Investigators found there were no differences in midterm outcomes in patients who underwent total hip arthroplasty with a mini-incision posterior approach and patients who underwent total hip arthroplasty with a two-incision approach.
Craig J. Della Valle
“Based on our results, there does not seem to be a difference in the outcomes of total hip arthroplasty based on the surgical approach. Both groups in this series did well,” Craig J. Della Valle, MD, study co-author, professor of orthopedic surgery and chief of the division of adult reconstructive surgery at Rush University Medical Center, told Healio.com/Orthopedics. “While the two-incision approach is no longer utilized widely, it is similar the direct anterior approach.”

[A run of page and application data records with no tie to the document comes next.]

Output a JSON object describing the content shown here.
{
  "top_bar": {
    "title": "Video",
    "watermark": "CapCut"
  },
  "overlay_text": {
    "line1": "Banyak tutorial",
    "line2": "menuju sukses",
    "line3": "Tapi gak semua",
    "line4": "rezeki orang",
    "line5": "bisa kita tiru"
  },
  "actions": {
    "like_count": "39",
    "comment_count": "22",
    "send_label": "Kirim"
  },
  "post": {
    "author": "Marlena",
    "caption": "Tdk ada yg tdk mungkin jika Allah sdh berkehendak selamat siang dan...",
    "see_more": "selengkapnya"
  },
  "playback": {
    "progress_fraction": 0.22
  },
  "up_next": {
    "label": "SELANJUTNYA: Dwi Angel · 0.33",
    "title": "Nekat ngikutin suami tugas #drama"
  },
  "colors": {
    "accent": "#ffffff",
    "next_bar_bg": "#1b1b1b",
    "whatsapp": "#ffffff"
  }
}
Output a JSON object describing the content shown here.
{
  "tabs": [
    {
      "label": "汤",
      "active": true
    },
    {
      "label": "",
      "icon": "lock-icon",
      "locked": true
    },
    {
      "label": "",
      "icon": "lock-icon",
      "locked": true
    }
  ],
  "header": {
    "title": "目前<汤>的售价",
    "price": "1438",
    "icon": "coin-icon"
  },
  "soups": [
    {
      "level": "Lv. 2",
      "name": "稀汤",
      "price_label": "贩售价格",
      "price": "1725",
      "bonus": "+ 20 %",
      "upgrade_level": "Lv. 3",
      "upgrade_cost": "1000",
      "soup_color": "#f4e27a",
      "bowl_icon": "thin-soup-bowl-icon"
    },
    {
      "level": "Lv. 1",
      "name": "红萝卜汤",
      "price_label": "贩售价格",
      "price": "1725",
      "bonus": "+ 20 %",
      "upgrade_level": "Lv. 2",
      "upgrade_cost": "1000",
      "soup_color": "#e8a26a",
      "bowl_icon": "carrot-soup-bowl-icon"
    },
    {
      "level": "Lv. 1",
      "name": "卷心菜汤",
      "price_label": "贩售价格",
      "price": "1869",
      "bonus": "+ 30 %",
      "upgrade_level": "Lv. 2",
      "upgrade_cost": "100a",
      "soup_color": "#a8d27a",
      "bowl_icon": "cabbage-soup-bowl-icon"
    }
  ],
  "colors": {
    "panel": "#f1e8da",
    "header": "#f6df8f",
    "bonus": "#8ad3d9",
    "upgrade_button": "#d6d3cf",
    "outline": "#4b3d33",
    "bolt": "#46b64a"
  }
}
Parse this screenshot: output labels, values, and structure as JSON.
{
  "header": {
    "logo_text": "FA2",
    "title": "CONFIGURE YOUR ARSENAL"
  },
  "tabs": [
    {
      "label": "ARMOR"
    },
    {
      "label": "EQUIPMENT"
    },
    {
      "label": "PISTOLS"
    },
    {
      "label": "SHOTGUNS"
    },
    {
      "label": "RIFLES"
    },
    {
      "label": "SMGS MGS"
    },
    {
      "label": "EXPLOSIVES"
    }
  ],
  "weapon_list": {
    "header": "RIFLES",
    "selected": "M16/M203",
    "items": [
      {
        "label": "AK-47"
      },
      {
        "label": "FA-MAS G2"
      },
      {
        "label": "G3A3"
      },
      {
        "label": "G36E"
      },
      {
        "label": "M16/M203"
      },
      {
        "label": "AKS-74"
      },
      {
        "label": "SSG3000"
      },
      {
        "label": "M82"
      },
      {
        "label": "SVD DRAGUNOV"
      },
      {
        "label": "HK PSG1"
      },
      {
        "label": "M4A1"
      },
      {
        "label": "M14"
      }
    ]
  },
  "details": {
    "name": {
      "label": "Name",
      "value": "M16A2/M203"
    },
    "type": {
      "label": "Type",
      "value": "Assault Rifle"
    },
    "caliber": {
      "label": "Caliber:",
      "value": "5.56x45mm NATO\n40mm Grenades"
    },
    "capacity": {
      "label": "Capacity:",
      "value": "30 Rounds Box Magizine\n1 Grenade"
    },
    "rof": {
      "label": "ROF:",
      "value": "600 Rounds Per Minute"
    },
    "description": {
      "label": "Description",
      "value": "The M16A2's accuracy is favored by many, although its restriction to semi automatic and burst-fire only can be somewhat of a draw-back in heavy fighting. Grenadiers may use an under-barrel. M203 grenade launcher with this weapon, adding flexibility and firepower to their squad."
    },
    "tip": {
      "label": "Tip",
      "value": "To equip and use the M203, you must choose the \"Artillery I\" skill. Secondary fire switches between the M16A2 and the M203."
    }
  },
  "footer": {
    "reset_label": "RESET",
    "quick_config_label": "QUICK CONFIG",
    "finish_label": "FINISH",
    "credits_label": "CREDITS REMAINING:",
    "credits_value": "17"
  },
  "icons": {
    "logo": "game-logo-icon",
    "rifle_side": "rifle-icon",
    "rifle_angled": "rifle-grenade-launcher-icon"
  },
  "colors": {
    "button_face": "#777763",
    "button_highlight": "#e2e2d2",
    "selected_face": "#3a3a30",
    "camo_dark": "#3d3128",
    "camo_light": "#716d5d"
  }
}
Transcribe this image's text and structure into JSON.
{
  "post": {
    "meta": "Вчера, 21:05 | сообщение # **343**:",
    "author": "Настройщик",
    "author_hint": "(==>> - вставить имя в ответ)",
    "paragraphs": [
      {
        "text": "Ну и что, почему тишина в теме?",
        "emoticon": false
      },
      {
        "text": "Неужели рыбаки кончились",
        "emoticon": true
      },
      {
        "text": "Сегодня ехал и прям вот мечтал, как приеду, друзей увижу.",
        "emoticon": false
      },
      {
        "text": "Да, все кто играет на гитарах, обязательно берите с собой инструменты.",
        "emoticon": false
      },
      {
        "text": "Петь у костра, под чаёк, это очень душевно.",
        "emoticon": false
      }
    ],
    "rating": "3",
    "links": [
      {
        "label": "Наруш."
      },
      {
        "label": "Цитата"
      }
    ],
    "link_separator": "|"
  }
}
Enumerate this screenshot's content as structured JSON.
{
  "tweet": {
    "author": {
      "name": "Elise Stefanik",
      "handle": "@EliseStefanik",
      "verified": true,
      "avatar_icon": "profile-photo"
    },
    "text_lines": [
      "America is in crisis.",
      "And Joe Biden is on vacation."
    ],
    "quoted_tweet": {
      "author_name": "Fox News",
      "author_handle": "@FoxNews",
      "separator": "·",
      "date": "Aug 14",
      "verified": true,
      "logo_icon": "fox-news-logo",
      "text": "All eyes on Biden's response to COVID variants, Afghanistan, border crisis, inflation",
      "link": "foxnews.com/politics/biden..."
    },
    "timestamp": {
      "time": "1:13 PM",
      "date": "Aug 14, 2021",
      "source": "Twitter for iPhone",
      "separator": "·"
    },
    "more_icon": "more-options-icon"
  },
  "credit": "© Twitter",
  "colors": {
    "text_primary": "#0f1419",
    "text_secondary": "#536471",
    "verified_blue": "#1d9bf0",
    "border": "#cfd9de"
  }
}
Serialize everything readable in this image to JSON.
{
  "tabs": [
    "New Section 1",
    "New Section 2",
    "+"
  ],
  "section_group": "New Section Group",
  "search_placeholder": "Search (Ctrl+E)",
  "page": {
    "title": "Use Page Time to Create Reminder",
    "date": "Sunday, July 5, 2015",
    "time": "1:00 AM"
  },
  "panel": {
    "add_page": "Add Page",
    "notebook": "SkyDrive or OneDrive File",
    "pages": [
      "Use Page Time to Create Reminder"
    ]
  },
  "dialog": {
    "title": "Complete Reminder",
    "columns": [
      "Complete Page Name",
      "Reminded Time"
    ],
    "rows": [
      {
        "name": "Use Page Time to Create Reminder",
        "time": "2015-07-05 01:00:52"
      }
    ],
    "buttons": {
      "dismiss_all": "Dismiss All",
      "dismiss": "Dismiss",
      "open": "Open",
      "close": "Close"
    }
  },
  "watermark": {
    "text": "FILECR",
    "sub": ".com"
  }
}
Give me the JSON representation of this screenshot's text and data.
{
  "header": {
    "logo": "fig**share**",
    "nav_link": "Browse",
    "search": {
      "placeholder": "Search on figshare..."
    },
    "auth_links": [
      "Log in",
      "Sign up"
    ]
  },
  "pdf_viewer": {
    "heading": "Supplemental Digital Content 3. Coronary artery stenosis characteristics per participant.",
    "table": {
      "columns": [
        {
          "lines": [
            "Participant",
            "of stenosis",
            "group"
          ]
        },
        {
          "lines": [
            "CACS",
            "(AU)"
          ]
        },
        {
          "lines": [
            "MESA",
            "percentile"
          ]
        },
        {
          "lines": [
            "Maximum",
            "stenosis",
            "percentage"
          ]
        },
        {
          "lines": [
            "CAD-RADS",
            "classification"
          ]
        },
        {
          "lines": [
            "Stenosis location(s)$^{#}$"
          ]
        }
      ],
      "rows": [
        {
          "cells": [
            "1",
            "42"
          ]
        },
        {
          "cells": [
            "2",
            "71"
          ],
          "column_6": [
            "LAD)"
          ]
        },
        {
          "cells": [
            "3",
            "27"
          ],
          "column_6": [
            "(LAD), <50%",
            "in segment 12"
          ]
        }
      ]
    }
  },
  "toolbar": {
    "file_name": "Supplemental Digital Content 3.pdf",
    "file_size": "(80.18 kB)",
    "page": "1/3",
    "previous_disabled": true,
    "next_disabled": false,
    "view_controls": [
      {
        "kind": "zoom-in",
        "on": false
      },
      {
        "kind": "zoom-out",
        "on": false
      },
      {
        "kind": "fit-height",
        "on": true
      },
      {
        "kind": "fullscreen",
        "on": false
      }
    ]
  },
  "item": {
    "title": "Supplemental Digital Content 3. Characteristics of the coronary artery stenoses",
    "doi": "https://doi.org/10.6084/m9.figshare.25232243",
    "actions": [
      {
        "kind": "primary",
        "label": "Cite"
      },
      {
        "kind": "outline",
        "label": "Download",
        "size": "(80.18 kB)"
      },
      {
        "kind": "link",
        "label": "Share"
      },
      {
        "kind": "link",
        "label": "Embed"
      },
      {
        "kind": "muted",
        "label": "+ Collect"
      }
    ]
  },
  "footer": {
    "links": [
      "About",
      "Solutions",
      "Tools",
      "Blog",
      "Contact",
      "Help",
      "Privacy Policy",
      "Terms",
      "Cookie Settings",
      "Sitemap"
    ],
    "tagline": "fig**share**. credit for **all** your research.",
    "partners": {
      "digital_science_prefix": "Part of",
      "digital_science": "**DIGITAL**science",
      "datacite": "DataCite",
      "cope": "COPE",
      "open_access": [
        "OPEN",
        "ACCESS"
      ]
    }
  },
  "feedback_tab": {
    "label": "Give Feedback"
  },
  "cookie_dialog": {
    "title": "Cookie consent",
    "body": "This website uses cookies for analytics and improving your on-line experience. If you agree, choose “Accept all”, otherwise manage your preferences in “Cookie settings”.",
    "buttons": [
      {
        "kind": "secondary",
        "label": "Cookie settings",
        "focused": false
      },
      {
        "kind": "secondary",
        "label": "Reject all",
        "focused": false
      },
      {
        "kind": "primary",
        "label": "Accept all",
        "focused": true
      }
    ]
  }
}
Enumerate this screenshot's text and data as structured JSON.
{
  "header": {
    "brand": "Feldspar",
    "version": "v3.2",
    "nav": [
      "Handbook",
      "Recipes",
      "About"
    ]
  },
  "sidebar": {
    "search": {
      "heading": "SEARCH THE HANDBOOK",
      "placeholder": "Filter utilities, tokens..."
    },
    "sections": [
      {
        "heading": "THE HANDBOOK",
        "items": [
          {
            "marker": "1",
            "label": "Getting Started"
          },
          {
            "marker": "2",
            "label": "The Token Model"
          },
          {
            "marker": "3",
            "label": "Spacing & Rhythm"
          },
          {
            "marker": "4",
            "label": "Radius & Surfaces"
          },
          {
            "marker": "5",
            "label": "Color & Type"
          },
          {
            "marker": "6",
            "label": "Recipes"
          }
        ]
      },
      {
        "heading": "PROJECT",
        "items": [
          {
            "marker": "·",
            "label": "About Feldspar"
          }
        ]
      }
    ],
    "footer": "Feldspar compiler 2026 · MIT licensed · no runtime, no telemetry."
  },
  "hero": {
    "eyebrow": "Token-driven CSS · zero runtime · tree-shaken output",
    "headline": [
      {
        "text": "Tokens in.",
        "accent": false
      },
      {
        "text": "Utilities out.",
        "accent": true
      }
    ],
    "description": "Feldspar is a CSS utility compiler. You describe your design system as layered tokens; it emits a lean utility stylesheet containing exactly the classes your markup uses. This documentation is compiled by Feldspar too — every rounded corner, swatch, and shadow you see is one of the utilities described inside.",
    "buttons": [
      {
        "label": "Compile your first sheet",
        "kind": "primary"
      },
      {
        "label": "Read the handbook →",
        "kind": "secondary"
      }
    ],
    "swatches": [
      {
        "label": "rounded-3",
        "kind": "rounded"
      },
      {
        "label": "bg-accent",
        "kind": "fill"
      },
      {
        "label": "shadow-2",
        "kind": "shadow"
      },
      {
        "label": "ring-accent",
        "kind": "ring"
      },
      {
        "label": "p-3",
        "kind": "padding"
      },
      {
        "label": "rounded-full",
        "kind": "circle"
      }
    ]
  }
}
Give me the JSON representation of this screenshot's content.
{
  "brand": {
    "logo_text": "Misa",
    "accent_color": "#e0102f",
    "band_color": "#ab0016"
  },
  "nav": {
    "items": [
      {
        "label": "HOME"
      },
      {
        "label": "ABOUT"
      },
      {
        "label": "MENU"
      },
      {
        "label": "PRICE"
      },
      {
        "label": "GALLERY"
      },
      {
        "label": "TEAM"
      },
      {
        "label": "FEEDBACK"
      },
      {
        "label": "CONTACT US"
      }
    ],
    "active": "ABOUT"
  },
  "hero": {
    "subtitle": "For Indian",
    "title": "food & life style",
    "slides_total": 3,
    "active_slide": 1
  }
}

Della Valle and colleagues identified 72 patients who underwent total hip arthroplasty. Patients were randomized to undergo a mini-incision posterior approach or a two-incision approach. Investigators compared complications, revisions and clinical outcome measures. Radiographs were evaluated for implant loosening. The minimum follow-up was 5 years.
At a mean of 8.2 years, investigators found six patients died and did not have revision surgery. Of the 66 living patients, 63 were reviewed. Investigators noted a total of six failures, three occurring in mini-incision posterior approach group and three in the two-incision approach group. There were no significant differences between the mini-incision posterior approach group and the two-incision approach group for patients who did not need revision surgery with regard to the Harris Hip score, SF-12 physical and mental component scores, and single assessment numeric evaluation score. – by Monica Jaramillo
Disclosure: Della Valle reports he receives royalties, research support from and does consulting for Zimmer Biomet; is a paid researcher for Stryker; does consulting for and is a paid researcher for Smith & Nephew; and does consulting for DePuy.